"Every single life lost to this shameful conflict, be it through armed attacks, or through starvation and disease, should be an international outrage," Muhsin Siddiquey, Oxfam's Country Director in Yemen said.

"Backers of all the warring parties should realise that they are complicit in this man-made crisis. Governments must comply with all international legal obligations to do their utmost to prevent civilian casualties or damage to civilian infrastructure. The international community urgently needs to do everything it can to get all sides in this war to agree a ceasefire."

The UN warned this week that more than 14 million could die from starvation if the war continues, while European countries who sell arms to Saudi Arabia, which is leading a bloody battle against the Houthi rebels, have been urged to cancel exports to Riyadh as casualties mount.
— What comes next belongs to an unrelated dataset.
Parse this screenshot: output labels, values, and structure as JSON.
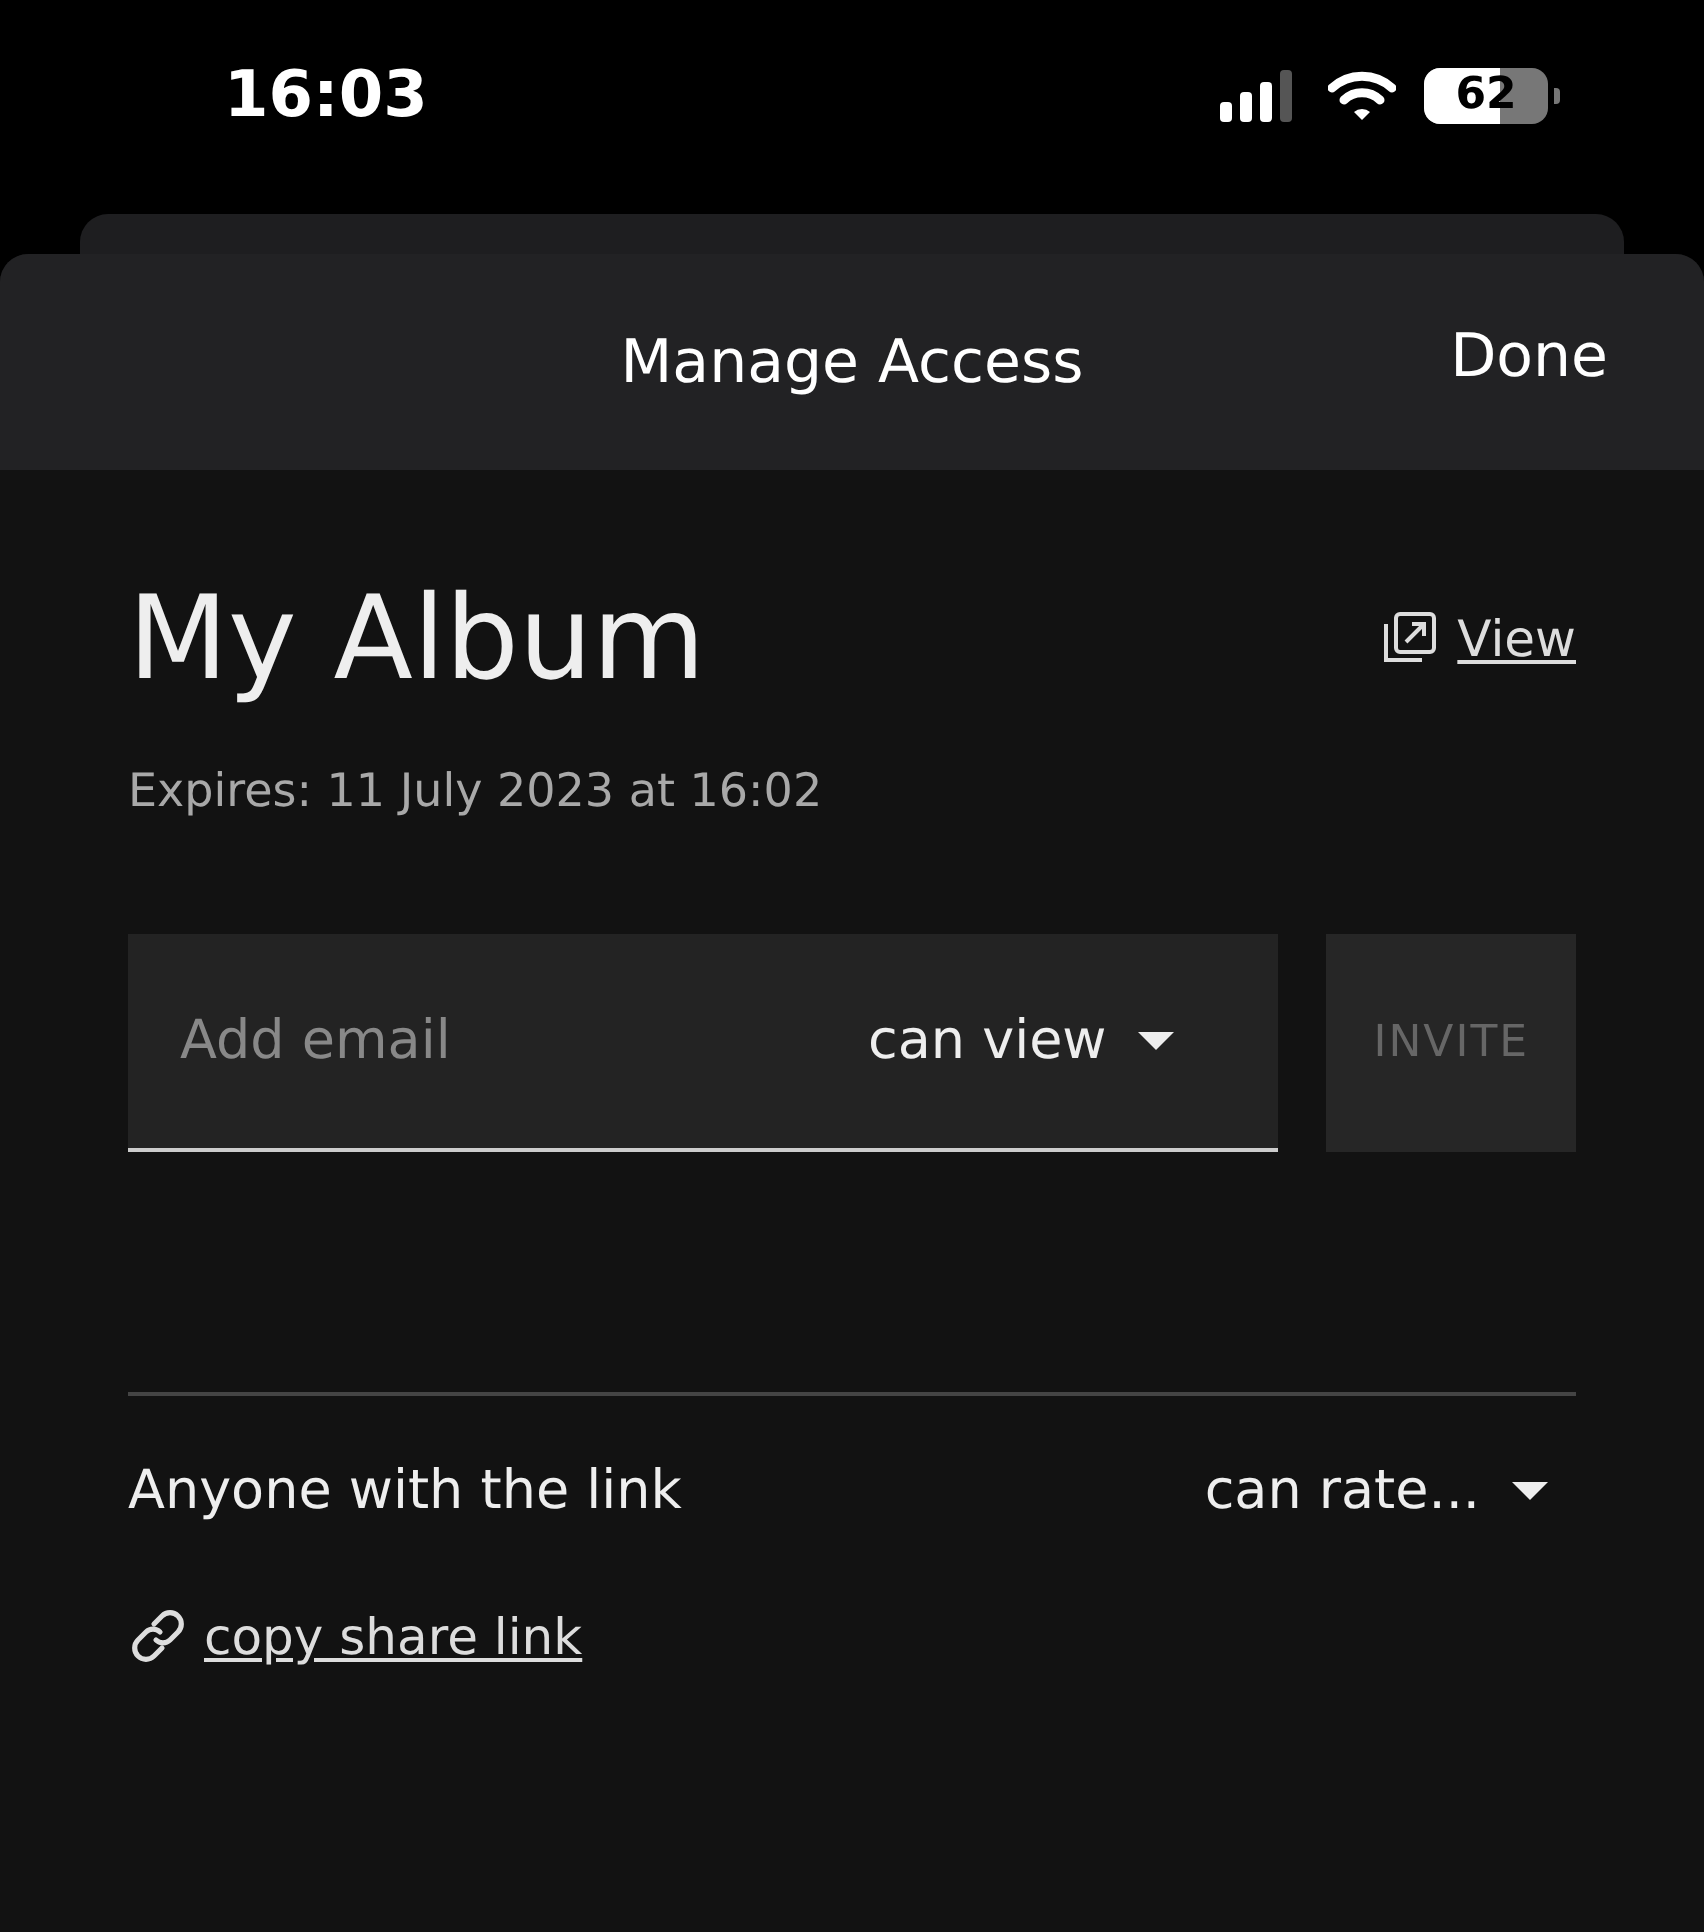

Britain and France have been pressured to follow Germany in halting weapons sales to the kingdom, with calls intensifying since the premeditated murder of journalist Jamal Khashoggi at the Saudi consulate in Turkey. 

The UN on Wednesday said civilians were paying a "shocking price" for the war after a suspected Saudi-led coalition strike hit a vegetable packing facility in the port city of Hodeida, killing at least 21 civilians.

Earlier this month 15 civilians including four children were killed and 23 others were injured when an air strike by the Saudi-led coalition hit two buses filled with passengers at a Houthi-held checkpoint to the south east of the city.

A ground shelling at a camp for displaced people in southern Hodeida killed a young woman and injured seven other people including six children. 

High inflation and soaring food prices have put locally available foods out of reach for Yemenis, with millions on the brink of famine. Yemen relies on imports for many staple foods, but importers are struggling to buy dollars to bring grain into the country, Oxfam said.

Compounding the problems is a sharp increase in the price of fuel, with the national average price for a litre of diesel up 280 per cent on the price paid before the conflict began in March 2015.

Many people rely on trucks to deliver clean water but if that becomes too expensive or unavailable they may turn to dirty water sources, increasing their risk of disease, Oxfam said.